  • Hot cars can be deadly. Never leave children or pets in your vehicle. The inside temperature of the car can quickly reach over 100 degrees, even on a 70 degree day.
  • Check on animals frequently to ensure that they are not suffering from the heat. Make sure they have plenty of cool water.
  • Watch for heat cramps, heat exhaustion and heat stroke.

Additional Tips for Parents:

  • Limit playtime at peak sun exposure time and familiarize yourself with the signs of heat illnesses.
  • Avoid burns. If playground equipment is hot to the touch, it is too hot for your child’s bare skin.

Recognizing Heat Illnesses:

Heat Cramps

Look for:

  • heavy sweating during intense exercise;
  • muscle pain or spasms.

If you have heat cramps:

  • Stop physical activity and move to a cool place.
  • Drink water or a sports drink.
  • Wait for cramps to go away before you do any more physical activity.
  • Get medical help if cramps last longer than 1 hour, you are on a low-sodium diet or if you have heart problems

Heat Exhaustion

Look for:

  • heavy sweating; cold, pale, and clammy skin; fast, weak pulse; nausea or vomiting; muscle cramps; tiredness or weakness; dizziness; headache; fainting

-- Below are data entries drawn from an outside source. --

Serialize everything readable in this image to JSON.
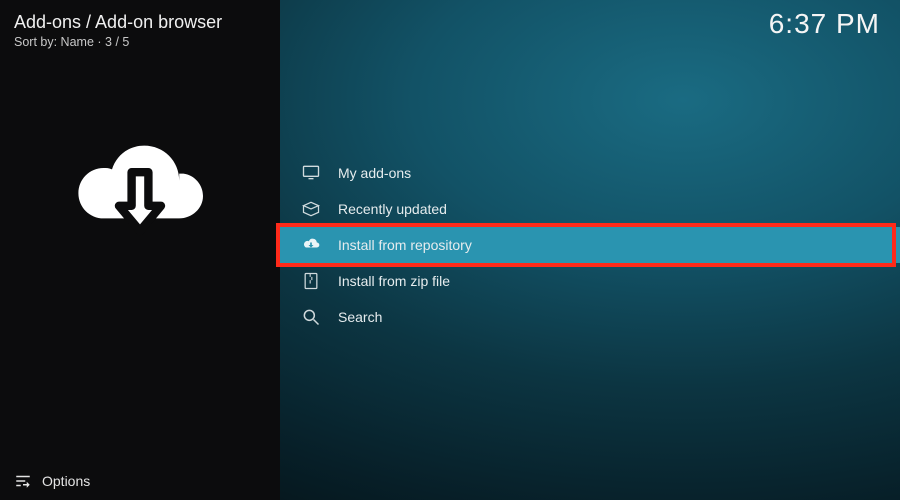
{
  "header": {
    "breadcrumb": "Add-ons / Add-on browser",
    "sort_prefix": "Sort by: ",
    "sort_value": "Name",
    "position": "3 / 5"
  },
  "clock": "6:37 PM",
  "menu": {
    "items": [
      {
        "label": "My add-ons"
      },
      {
        "label": "Recently updated"
      },
      {
        "label": "Install from repository"
      },
      {
        "label": "Install from zip file"
      },
      {
        "label": "Search"
      }
    ]
  },
  "footer": {
    "options_label": "Options"
  },
  "colors": {
    "highlight": "#ff2a1a",
    "selected_bg": "#2a94b0"
  }
}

If you expect heat exhaustion:

  • Move to a cool place Loosen your clothes.
  • Put cool, wet cloths on your body or take a cool bath.
  • Sip water.
  • Get medical help if you are throwing up, your symptoms get worse or symptoms last longer than one hour.

Heat Stroke

Look for:

  • high body temperature (103°F or higher); hot, red, dry, or damp skin; fast, strong pulse; headache; dizziness; nausea; confusion; passing out

If you expect a heat stroke:

  • Call 911 right away – heat stroke is a medical emergency.
  • Move the person to a cooler place.
  • Help lower the person’s temperature with cool cloths or a cool bath.
  • Do not give the person anything to drink.

Learn more about heat illnesses here.